#### Information provided ####

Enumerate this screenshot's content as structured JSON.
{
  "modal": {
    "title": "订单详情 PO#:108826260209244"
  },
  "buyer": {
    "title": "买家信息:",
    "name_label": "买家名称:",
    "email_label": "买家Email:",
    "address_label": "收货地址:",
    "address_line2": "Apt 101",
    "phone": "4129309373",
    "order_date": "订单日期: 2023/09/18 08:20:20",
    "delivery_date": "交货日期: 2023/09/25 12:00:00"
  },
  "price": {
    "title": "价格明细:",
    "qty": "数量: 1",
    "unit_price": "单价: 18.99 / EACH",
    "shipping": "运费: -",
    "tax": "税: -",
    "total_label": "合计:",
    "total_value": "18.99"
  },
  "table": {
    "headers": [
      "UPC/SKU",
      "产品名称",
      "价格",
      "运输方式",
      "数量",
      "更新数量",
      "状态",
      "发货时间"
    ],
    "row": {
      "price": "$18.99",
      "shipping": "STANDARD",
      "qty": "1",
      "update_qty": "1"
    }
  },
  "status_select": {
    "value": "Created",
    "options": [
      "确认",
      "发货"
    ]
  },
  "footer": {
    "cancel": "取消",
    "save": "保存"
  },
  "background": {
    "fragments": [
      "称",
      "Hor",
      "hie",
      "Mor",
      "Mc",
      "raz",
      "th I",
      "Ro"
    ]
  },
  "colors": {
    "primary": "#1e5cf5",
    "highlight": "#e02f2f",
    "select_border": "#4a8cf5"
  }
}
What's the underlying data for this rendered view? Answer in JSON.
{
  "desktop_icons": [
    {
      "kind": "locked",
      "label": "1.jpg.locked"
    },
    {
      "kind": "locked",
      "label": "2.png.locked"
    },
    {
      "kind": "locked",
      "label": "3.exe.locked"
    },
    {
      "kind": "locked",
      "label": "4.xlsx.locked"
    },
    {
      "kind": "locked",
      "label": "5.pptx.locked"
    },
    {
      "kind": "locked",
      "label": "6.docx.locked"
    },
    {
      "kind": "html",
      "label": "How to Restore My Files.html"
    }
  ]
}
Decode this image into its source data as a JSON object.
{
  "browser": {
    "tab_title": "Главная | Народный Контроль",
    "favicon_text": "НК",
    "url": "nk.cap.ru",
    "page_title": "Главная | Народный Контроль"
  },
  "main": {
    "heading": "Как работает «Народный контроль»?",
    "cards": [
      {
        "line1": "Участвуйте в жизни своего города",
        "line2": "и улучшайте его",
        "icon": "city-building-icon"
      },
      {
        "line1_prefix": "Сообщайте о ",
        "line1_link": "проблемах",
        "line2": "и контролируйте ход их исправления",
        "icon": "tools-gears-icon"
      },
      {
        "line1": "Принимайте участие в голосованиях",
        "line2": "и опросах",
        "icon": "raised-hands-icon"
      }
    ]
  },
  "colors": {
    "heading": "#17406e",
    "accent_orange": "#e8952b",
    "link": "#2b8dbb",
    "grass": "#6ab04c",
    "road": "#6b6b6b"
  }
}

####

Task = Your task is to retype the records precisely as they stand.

Response to the task =
Enumerate this screenshot's content as structured JSON.
{
  "modal": {
    "title": "订单详情 PO#:108826260209244"
  },
  "buyer": {
    "title": "买家信息:",
    "name_label": "买家名称:",
    "email_label": "买家Email:",
    "address_label": "收货地址:",
    "address_line2": "Apt 101",
    "phone": "4129309373",
    "order_date": "订单日期: 2023/09/18 08:20:20",
    "delivery_date": "交货日期: 2023/09/25 12:00:00"
  },
  "price": {
    "title": "价格明细:",
    "qty": "数量: 1",
    "unit_price": "单价: 18.99 / EACH",
    "shipping": "运费: -",
    "tax": "税: -",
    "total_label": "合计:",
    "total_value": "18.99"
  },
  "table": {
    "headers": [
      "UPC/SKU",
      "产品名称",
      "价格",
      "运输方式",
      "数量",
      "更新数量",
      "状态",
      "发货时间"
    ],
    "row": {
      "price": "$18.99",
      "shipping": "STANDARD",
      "qty": "1",
      "update_qty": "1"
    }
  },
  "status_select": {
    "value": "Created",
    "options": [
      "确认",
      "发货"
    ]
  },
  "footer": {
    "cancel": "取消",
    "save": "保存"
  },
  "background": {
    "fragments": [
      "称",
      "Hor",
      "hie",
      "Mor",
      "Mc",
      "raz",
      "th I",
      "Ro"
    ]
  },
  "colors": {
    "primary": "#1e5cf5",
    "highlight": "#e02f2f",
    "select_border": "#4a8cf5"
  }
}
What's the underlying data for this rendered view? Answer in JSON.
{
  "desktop_icons": [
    {
      "kind": "locked",
      "label": "1.jpg.locked"
    },
    {
      "kind": "locked",
      "label": "2.png.locked"
    },
    {
      "kind": "locked",
      "label": "3.exe.locked"
    },
    {
      "kind": "locked",
      "label": "4.xlsx.locked"
    },
    {
      "kind": "locked",
      "label": "5.pptx.locked"
    },
    {
      "kind": "locked",
      "label": "6.docx.locked"
    },
    {
      "kind": "html",
      "label": "How to Restore My Files.html"
    }
  ]
}
Decode this image into its source data as a JSON object.
{
  "browser": {
    "tab_title": "Главная | Народный Контроль",
    "favicon_text": "НК",
    "url": "nk.cap.ru",
    "page_title": "Главная | Народный Контроль"
  },
  "main": {
    "heading": "Как работает «Народный контроль»?",
    "cards": [
      {
        "line1": "Участвуйте в жизни своего города",
        "line2": "и улучшайте его",
        "icon": "city-building-icon"
      },
      {
        "line1_prefix": "Сообщайте о ",
        "line1_link": "проблемах",
        "line2": "и контролируйте ход их исправления",
        "icon": "tools-gears-icon"
      },
      {
        "line1": "Принимайте участие в голосованиях",
        "line2": "и опросах",
        "icon": "raised-hands-icon"
      }
    ]
  },
  "colors": {
    "heading": "#17406e",
    "accent_orange": "#e8952b",
    "link": "#2b8dbb",
    "grass": "#6ab04c",
    "road": "#6b6b6b"
  }
}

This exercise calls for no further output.